TASK DESCRIPTION:
Nothing in the records may be altered. Repeat them in full.

━━━━━━━━

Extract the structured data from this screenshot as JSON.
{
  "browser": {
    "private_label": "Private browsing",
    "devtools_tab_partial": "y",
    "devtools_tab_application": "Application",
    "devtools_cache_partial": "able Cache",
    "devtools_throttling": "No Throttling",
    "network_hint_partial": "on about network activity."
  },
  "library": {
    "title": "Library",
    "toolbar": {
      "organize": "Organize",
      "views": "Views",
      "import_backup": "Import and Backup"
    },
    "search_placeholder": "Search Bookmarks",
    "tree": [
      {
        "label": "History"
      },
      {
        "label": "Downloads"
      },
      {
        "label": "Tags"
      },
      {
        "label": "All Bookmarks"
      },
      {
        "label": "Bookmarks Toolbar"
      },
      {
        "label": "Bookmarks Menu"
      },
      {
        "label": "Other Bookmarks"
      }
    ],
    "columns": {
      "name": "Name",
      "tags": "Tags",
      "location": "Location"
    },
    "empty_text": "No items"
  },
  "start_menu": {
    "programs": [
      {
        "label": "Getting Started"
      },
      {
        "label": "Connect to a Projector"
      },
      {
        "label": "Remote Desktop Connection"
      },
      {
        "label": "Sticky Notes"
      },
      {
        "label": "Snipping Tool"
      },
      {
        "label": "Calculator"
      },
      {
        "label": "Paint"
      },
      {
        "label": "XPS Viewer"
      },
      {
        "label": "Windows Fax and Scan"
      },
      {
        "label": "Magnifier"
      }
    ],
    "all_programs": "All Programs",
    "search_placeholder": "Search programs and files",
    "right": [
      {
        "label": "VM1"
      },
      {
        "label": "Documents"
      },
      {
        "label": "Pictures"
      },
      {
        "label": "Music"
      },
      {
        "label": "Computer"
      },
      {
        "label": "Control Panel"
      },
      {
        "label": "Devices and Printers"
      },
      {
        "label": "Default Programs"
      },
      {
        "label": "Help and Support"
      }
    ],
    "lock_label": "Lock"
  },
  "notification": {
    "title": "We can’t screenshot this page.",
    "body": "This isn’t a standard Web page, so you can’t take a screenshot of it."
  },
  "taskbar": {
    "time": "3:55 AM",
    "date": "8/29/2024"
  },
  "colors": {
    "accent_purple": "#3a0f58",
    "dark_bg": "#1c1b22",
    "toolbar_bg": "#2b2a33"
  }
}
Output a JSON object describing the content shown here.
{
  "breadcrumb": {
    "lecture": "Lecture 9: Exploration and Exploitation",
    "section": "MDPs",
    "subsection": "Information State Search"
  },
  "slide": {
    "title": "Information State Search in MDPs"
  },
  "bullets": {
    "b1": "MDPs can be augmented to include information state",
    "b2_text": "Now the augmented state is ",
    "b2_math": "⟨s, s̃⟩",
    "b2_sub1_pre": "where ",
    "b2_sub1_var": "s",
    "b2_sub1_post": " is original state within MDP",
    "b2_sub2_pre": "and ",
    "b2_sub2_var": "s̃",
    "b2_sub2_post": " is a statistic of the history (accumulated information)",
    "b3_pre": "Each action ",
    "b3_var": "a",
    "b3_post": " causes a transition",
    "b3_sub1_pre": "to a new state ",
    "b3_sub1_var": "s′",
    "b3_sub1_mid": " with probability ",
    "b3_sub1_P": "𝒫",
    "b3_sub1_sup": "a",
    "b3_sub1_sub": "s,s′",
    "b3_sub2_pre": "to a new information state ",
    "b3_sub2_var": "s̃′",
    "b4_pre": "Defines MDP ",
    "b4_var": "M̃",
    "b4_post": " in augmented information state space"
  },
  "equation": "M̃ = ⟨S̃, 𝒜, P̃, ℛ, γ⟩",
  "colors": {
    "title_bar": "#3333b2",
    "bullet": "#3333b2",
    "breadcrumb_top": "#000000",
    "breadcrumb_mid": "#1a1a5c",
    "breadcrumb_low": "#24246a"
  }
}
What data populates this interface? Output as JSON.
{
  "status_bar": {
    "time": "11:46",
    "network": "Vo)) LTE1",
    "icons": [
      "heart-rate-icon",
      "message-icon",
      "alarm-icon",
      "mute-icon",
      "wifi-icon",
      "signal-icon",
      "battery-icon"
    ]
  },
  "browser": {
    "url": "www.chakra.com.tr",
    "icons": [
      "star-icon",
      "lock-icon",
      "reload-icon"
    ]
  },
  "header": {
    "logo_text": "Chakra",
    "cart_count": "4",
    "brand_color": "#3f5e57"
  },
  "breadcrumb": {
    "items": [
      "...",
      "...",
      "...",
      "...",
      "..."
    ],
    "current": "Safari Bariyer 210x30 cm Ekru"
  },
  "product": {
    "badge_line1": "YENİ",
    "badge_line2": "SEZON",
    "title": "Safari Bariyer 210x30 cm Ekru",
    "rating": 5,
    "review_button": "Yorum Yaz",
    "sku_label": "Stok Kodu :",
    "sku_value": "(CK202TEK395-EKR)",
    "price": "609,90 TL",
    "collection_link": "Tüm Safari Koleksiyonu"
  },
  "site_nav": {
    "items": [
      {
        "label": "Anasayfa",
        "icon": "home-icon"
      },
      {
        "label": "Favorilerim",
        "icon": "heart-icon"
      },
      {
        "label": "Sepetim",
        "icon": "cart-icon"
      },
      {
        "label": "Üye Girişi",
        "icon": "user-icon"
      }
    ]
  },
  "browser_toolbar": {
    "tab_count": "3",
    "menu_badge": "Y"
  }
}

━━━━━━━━

EXERCISE ANSWER:
Extract the structured data from this screenshot as JSON.
{
  "browser": {
    "private_label": "Private browsing",
    "devtools_tab_partial": "y",
    "devtools_tab_application": "Application",
    "devtools_cache_partial": "able Cache",
    "devtools_throttling": "No Throttling",
    "network_hint_partial": "on about network activity."
  },
  "library": {
    "title": "Library",
    "toolbar": {
      "organize": "Organize",
      "views": "Views",
      "import_backup": "Import and Backup"
    },
    "search_placeholder": "Search Bookmarks",
    "tree": [
      {
        "label": "History"
      },
      {
        "label": "Downloads"
      },
      {
        "label": "Tags"
      },
      {
        "label": "All Bookmarks"
      },
      {
        "label": "Bookmarks Toolbar"
      },
      {
        "label": "Bookmarks Menu"
      },
      {
        "label": "Other Bookmarks"
      }
    ],
    "columns": {
      "name": "Name",
      "tags": "Tags",
      "location": "Location"
    },
    "empty_text": "No items"
  },
  "start_menu": {
    "programs": [
      {
        "label": "Getting Started"
      },
      {
        "label": "Connect to a Projector"
      },
      {
        "label": "Remote Desktop Connection"
      },
      {
        "label": "Sticky Notes"
      },
      {
        "label": "Snipping Tool"
      },
      {
        "label": "Calculator"
      },
      {
        "label": "Paint"
      },
      {
        "label": "XPS Viewer"
      },
      {
        "label": "Windows Fax and Scan"
      },
      {
        "label": "Magnifier"
      }
    ],
    "all_programs": "All Programs",
    "search_placeholder": "Search programs and files",
    "right": [
      {
        "label": "VM1"
      },
      {
        "label": "Documents"
      },
      {
        "label": "Pictures"
      },
      {
        "label": "Music"
      },
      {
        "label": "Computer"
      },
      {
        "label": "Control Panel"
      },
      {
        "label": "Devices and Printers"
      },
      {
        "label": "Default Programs"
      },
      {
        "label": "Help and Support"
      }
    ],
    "lock_label": "Lock"
  },
  "notification": {
    "title": "We can’t screenshot this page.",
    "body": "This isn’t a standard Web page, so you can’t take a screenshot of it."
  },
  "taskbar": {
    "time": "3:55 AM",
    "date": "8/29/2024"
  },
  "colors": {
    "accent_purple": "#3a0f58",
    "dark_bg": "#1c1b22",
    "toolbar_bg": "#2b2a33"
  }
}
Output a JSON object describing the content shown here.
{
  "breadcrumb": {
    "lecture": "Lecture 9: Exploration and Exploitation",
    "section": "MDPs",
    "subsection": "Information State Search"
  },
  "slide": {
    "title": "Information State Search in MDPs"
  },
  "bullets": {
    "b1": "MDPs can be augmented to include information state",
    "b2_text": "Now the augmented state is ",
    "b2_math": "⟨s, s̃⟩",
    "b2_sub1_pre": "where ",
    "b2_sub1_var": "s",
    "b2_sub1_post": " is original state within MDP",
    "b2_sub2_pre": "and ",
    "b2_sub2_var": "s̃",
    "b2_sub2_post": " is a statistic of the history (accumulated information)",
    "b3_pre": "Each action ",
    "b3_var": "a",
    "b3_post": " causes a transition",
    "b3_sub1_pre": "to a new state ",
    "b3_sub1_var": "s′",
    "b3_sub1_mid": " with probability ",
    "b3_sub1_P": "𝒫",
    "b3_sub1_sup": "a",
    "b3_sub1_sub": "s,s′",
    "b3_sub2_pre": "to a new information state ",
    "b3_sub2_var": "s̃′",
    "b4_pre": "Defines MDP ",
    "b4_var": "M̃",
    "b4_post": " in augmented information state space"
  },
  "equation": "M̃ = ⟨S̃, 𝒜, P̃, ℛ, γ⟩",
  "colors": {
    "title_bar": "#3333b2",
    "bullet": "#3333b2",
    "breadcrumb_top": "#000000",
    "breadcrumb_mid": "#1a1a5c",
    "breadcrumb_low": "#24246a"
  }
}
What data populates this interface? Output as JSON.
{
  "status_bar": {
    "time": "11:46",
    "network": "Vo)) LTE1",
    "icons": [
      "heart-rate-icon",
      "message-icon",
      "alarm-icon",
      "mute-icon",
      "wifi-icon",
      "signal-icon",
      "battery-icon"
    ]
  },
  "browser": {
    "url": "www.chakra.com.tr",
    "icons": [
      "star-icon",
      "lock-icon",
      "reload-icon"
    ]
  },
  "header": {
    "logo_text": "Chakra",
    "cart_count": "4",
    "brand_color": "#3f5e57"
  },
  "breadcrumb": {
    "items": [
      "...",
      "...",
      "...",
      "...",
      "..."
    ],
    "current": "Safari Bariyer 210x30 cm Ekru"
  },
  "product": {
    "badge_line1": "YENİ",
    "badge_line2": "SEZON",
    "title": "Safari Bariyer 210x30 cm Ekru",
    "rating": 5,
    "review_button": "Yorum Yaz",
    "sku_label": "Stok Kodu :",
    "sku_value": "(CK202TEK395-EKR)",
    "price": "609,90 TL",
    "collection_link": "Tüm Safari Koleksiyonu"
  },
  "site_nav": {
    "items": [
      {
        "label": "Anasayfa",
        "icon": "home-icon"
      },
      {
        "label": "Favorilerim",
        "icon": "heart-icon"
      },
      {
        "label": "Sepetim",
        "icon": "cart-icon"
      },
      {
        "label": "Üye Girişi",
        "icon": "user-icon"
      }
    ]
  },
  "browser_toolbar": {
    "tab_count": "3",
    "menu_badge": "Y"
  }
}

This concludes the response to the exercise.